_WHAT YOU SHOULD DO:_ When the string "JSON" is part of a line below, that line should be copied.
--------------------------------
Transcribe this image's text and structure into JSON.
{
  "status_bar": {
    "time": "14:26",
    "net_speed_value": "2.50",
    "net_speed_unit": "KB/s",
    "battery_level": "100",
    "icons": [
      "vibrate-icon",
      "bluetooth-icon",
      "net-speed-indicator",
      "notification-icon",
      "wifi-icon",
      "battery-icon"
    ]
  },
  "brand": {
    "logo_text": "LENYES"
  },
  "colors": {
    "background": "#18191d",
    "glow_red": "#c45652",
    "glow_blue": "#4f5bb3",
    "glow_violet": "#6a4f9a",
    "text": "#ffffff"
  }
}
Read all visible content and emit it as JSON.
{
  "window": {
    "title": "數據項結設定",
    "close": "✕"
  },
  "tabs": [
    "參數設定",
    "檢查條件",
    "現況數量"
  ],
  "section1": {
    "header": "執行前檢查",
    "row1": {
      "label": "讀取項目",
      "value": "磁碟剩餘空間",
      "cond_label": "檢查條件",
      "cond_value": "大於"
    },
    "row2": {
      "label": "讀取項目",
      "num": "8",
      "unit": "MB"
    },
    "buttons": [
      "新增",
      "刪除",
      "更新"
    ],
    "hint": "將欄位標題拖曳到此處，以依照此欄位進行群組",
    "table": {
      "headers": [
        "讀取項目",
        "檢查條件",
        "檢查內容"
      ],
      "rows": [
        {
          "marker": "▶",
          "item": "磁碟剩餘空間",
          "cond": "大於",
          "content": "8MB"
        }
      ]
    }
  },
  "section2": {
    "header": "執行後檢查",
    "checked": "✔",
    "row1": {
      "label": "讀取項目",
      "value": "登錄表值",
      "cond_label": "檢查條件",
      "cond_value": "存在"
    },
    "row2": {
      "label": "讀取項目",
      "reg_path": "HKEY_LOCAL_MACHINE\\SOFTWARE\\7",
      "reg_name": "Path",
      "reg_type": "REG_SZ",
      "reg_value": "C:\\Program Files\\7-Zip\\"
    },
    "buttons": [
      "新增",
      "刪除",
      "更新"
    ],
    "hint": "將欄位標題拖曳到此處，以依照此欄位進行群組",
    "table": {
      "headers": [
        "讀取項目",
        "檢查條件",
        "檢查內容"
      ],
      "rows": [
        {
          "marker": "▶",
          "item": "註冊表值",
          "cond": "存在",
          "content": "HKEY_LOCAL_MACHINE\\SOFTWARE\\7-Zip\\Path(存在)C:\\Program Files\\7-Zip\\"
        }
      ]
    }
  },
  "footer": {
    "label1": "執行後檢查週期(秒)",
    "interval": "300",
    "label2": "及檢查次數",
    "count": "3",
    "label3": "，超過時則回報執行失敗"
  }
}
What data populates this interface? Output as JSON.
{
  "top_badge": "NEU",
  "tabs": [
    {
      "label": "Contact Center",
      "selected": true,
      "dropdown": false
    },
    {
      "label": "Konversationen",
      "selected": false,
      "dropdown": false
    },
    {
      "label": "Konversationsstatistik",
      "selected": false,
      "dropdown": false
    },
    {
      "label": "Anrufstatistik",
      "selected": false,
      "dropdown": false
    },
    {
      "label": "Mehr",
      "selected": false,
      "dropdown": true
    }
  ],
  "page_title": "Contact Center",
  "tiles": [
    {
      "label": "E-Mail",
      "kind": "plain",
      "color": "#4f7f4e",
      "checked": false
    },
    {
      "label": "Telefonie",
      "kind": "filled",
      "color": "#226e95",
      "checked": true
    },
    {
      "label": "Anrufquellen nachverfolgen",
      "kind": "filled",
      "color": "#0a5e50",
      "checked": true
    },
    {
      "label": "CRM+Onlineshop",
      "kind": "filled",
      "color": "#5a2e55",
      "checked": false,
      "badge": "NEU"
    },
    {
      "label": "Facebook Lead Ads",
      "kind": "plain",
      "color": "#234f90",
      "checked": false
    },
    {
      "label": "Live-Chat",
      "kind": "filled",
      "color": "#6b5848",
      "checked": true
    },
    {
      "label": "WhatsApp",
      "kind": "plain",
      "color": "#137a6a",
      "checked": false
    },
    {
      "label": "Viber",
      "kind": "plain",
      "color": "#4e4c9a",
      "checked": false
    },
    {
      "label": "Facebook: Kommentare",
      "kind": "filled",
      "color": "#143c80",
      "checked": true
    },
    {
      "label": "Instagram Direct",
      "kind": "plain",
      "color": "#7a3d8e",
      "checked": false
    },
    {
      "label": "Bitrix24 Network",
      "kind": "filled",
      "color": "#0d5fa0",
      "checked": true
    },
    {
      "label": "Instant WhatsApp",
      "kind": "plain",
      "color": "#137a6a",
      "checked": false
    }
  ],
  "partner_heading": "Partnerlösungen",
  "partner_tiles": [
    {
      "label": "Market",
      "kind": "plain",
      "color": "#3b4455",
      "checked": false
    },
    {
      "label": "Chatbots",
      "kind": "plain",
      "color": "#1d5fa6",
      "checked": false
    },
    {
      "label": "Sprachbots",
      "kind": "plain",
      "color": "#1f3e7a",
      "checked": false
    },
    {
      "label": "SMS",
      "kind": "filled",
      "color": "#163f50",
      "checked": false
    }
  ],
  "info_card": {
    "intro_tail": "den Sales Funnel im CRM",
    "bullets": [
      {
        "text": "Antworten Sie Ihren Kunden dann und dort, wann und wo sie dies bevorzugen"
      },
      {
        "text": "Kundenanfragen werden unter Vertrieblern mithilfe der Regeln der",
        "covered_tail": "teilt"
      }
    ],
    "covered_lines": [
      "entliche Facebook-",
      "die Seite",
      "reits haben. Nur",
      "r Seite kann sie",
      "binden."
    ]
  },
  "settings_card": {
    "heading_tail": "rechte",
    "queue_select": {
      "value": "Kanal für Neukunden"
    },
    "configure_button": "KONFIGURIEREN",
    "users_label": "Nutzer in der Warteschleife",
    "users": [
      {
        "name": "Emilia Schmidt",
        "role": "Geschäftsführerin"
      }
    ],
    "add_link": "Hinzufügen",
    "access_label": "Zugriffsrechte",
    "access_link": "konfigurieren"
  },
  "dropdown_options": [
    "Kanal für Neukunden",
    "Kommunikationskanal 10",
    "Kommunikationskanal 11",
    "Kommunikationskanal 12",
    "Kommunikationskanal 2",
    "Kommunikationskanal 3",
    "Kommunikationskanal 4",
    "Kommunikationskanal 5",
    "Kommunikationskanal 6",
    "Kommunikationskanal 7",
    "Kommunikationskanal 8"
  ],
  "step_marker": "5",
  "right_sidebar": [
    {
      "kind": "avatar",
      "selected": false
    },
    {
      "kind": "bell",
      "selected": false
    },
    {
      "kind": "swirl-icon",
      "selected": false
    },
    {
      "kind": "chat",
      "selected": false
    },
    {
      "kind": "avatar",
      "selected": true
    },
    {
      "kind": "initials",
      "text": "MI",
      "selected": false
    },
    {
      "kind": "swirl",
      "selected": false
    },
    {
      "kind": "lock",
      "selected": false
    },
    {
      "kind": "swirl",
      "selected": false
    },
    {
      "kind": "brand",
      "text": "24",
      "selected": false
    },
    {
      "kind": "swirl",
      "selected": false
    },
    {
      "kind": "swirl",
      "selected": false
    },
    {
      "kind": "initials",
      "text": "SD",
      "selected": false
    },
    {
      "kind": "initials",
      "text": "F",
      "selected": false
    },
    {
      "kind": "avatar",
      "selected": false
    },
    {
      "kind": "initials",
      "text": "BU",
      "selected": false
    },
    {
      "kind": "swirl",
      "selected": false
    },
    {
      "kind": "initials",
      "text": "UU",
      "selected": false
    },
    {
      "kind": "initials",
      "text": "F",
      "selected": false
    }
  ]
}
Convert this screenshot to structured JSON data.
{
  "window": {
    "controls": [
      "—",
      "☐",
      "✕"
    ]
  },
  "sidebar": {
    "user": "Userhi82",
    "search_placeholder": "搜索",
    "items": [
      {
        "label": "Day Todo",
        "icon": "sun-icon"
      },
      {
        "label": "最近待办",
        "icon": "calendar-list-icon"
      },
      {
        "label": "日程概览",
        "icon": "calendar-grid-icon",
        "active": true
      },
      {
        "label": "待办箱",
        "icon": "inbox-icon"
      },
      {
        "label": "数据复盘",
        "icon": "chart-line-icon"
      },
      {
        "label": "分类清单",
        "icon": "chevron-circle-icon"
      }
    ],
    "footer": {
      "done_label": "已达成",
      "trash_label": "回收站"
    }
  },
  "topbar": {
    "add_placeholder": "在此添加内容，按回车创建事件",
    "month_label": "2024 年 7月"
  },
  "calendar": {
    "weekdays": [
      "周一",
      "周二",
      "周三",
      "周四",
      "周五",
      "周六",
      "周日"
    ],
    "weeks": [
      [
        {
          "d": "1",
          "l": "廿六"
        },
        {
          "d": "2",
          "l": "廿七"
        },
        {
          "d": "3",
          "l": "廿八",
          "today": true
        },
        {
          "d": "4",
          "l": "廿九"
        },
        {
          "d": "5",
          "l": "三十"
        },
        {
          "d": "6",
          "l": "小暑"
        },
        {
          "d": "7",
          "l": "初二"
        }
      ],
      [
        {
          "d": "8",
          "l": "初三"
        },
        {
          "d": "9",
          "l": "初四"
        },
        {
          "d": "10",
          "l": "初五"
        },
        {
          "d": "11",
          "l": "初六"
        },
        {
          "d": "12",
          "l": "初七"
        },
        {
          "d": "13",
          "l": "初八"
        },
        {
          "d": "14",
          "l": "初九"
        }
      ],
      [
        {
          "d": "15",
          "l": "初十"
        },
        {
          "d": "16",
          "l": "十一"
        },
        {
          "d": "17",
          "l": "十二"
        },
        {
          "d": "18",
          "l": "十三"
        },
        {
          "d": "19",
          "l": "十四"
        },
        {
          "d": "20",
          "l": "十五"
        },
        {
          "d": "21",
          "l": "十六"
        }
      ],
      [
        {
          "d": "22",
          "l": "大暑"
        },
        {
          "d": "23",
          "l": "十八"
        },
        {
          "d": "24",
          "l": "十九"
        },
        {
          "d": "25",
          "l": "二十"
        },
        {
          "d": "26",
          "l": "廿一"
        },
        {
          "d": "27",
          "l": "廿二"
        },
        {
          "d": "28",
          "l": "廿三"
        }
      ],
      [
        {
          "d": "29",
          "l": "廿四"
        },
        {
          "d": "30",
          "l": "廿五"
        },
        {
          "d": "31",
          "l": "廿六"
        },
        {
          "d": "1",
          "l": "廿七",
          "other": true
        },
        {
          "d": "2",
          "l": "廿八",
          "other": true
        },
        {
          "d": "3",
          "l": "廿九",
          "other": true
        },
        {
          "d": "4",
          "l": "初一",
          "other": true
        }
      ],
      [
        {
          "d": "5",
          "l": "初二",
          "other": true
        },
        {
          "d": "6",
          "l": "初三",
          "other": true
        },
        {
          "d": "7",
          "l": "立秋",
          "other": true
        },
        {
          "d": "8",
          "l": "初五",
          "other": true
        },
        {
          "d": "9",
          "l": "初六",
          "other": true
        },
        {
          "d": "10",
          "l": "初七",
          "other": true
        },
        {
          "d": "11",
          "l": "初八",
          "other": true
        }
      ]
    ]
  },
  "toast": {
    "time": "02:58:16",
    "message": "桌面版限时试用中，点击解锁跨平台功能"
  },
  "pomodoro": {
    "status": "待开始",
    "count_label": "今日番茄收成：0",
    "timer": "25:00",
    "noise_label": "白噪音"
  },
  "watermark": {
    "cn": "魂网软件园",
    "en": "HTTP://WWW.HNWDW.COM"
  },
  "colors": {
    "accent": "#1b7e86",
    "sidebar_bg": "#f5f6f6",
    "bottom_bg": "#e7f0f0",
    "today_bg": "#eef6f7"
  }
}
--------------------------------
_REPLY TO THE TASK:_
Transcribe this image's text and structure into JSON.
Read all visible content and emit it as JSON.
What data populates this interface? Output as JSON.
Convert this screenshot to structured JSON data.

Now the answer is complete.